Strategy for the Future Development of National and Regional Greenways

Comment: Despite various attempts at more positive language the consultation process given at the back of the document puts discussions with landowners at the bottom of the list.

Background reading

July 2017: Greenway Strategy consultation is misconceived and should be set aside.

December 2016 Eurovelo 2 Galway – Moscow: Department “consultation” sets up more conflict with local communities.

5th August Coastal Cycling Exploration

9 km leisurely cycle for novice and curious cyclists ‘Huntsman’ to Oranmore village via suburban Renmore and rural Roshill.

11:30am Sunday 5th August


C’mon now, summer weather will return for the weekend. Ideal for a leisurely Sunday cycle to Oranmore for a light lunch, and back before the hurling replay. This 9km route for novice and curious cyclist is from ‘Huntsman’ to Oranmore village via suburban neighbourhoods of Lakeshore drive, Lisbeg, Lurgan park and using a side path to connect to the old Roshill Road route.

This safe route has been selected for no right-hand-turns from or onto any main traffic road, and the R338 Coast road to Oramnore has hard shoulders.

This easy route also has very nice views of the bay.

  • 11:30am Assemble at Huntsman.
  • 11:45am Depart via Lakeshore drive, Lisbeg, Lurgan park   (first 4km for 25 mins at leisurely 10kph)
  • 12:10-12:30, twenty minute tea-stop at Norio’s, a convenient half-way location with a rail outside it to lock up to.
  • 12:30 Resume from Norio’s to Oranmore.     (Another 5km of 20 mins at warmed up 15kph)
  • 12:50-13:20 Light lunch stop in Oranmore village.
  • 13:20 pm Depart Oranmore for return to GalwayArrive back at Huntsman approx. 14:15pm

Note that Roshill rd still has a safe path under the bridge during maintenance works, so never mind the road closed signs there.

New online membership facility launched
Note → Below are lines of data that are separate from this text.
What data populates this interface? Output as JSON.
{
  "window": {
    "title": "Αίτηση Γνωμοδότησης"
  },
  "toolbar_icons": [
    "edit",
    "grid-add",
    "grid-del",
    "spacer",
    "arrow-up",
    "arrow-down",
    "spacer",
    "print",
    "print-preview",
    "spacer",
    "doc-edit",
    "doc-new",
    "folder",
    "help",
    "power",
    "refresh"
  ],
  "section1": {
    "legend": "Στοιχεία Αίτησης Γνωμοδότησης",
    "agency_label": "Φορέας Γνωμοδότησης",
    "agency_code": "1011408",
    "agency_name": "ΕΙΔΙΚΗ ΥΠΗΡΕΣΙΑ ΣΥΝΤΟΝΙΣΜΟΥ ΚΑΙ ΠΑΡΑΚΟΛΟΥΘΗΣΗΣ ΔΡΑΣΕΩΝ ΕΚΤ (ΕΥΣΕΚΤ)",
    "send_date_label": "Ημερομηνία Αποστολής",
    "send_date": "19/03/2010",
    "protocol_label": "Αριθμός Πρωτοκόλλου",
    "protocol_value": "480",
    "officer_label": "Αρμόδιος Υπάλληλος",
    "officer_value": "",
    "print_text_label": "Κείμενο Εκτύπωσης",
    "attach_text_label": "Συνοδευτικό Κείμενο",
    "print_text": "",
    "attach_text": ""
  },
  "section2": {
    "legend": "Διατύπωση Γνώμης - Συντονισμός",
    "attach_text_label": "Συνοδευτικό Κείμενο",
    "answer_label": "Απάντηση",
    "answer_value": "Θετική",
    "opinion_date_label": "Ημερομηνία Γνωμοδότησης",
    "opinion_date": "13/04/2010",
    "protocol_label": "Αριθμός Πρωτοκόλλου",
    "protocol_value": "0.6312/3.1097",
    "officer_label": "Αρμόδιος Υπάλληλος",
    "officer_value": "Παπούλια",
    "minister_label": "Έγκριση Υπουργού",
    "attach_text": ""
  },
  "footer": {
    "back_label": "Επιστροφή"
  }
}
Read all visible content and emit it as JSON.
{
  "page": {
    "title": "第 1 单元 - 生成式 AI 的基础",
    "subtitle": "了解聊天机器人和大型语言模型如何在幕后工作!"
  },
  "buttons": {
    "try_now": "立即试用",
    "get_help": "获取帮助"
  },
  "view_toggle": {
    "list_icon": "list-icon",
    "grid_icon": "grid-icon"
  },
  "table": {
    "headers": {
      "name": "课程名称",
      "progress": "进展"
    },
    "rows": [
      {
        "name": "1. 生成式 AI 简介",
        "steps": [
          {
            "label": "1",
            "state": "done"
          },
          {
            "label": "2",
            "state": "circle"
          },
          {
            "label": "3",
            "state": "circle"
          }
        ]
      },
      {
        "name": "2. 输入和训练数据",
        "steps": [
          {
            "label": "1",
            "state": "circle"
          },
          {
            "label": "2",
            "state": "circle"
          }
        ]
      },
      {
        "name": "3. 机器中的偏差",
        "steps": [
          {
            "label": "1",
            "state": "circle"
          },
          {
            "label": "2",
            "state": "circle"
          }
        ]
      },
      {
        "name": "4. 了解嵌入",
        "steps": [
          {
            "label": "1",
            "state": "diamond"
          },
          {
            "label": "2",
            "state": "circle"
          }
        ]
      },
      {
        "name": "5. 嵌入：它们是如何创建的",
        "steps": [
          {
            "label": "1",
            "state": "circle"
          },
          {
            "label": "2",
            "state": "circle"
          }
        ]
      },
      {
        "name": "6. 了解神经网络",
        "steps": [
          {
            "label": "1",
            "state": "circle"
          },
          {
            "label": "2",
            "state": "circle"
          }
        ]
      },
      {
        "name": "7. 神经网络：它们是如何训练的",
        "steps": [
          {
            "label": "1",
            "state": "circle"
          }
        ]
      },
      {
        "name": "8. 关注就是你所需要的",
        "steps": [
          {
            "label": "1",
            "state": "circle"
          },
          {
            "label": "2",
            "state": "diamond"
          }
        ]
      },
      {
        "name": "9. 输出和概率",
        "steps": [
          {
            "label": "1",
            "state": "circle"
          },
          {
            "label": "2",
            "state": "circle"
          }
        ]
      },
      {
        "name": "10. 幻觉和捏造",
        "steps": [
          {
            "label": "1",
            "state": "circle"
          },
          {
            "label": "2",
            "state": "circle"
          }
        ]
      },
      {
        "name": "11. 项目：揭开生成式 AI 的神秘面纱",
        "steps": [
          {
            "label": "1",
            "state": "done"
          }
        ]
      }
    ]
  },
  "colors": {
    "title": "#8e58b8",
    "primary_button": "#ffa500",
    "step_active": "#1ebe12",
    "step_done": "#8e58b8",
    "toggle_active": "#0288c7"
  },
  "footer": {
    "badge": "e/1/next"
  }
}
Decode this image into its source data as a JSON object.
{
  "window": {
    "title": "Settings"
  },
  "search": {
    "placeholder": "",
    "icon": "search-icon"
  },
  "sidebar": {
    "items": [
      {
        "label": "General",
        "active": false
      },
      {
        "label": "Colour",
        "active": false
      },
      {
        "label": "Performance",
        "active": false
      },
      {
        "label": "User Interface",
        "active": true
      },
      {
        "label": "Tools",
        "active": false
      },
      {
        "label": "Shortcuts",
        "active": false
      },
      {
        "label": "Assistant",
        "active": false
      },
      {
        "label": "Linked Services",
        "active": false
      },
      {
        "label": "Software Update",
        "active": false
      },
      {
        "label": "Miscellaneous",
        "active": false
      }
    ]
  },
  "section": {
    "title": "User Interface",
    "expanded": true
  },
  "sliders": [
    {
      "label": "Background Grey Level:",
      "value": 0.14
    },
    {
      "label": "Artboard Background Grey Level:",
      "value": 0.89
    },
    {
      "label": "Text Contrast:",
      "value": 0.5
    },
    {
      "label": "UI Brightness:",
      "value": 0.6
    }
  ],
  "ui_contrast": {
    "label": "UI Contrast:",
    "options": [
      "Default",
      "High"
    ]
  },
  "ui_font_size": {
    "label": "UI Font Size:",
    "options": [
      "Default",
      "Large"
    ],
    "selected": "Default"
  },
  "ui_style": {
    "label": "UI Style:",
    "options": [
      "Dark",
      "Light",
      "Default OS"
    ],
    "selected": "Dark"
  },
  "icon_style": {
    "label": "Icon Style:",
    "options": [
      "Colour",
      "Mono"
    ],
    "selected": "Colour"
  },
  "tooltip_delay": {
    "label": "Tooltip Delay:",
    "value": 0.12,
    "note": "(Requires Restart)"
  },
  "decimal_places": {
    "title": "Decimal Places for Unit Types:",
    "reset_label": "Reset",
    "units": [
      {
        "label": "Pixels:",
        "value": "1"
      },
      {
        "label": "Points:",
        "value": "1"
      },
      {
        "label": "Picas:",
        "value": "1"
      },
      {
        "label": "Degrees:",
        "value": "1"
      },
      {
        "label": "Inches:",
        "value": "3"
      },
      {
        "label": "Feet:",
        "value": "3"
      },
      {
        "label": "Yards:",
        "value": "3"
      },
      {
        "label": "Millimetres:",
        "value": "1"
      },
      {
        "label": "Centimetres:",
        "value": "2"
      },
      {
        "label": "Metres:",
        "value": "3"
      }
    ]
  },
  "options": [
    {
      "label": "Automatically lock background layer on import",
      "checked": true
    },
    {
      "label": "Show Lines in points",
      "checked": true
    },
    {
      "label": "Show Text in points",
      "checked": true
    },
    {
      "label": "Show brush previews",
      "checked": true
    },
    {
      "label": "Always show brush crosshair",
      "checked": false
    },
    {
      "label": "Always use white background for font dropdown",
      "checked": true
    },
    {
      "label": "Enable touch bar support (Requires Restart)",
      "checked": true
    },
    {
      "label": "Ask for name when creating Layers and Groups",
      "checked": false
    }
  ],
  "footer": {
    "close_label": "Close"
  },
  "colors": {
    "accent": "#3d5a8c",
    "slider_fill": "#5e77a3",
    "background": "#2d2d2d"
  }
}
Galway Cycling Campaign (GCC) are calling on all cyclists to join them in their mission to get Galway cycling, and are launching a fresh membership drive from April 3rd to April 6th 2018.

The GCC are calling on cyclists and everyone who wants Galway as a place where people can travel easily, safely and enjoyably by bicycle to sign up.

The GCC is an independent, membership-driven organisation made up of dedicated volunteers who advocate for all road users, including pedestrians, families, people with disabilities and public transport users.

Acting chairperson Mairéad Ní Chaoimh said, “Cyclists are woefully underserved in Galway, and we are fighting hard to get our voice heard, to get better facilities and infrastructure for cyclists. I am calling on anyone out there who wants a more cycling friendly Galway to join us today.”

GCC, the voice of cycling in Galway since 1998, have just launched an online membership facility to make it easy for people to join.

It costs just €10 for waged annual membership and €5 for unwaged annual membership. People can sign up either as active members or as supporters.

“We are very keen to sign people up as supporters. They may not have time to volunteer, but by becoming a supporter they help us give cyclists a louder voice, and add weight to our campaigns. They cheer us on from the wings, giving us a mandate. Of course we want active members too,” added Mairéad.

Newly signed up members and those interested in joining are especially welcome to attend our social which is taking place in a city centre pub on Friday April 6th at 7pm. To book your place please email


5 Reasons to join Galway Cycling Campaign

·         Be socially part of your local cycling community

·         Add your voice to much needed campaigns to improve Galway’s cycling infrastructure

·         Use your skills for a good cause

·         Get up to speed on current cycling issues

·         Do your bit for climate change


Anyone interested can join by following this link: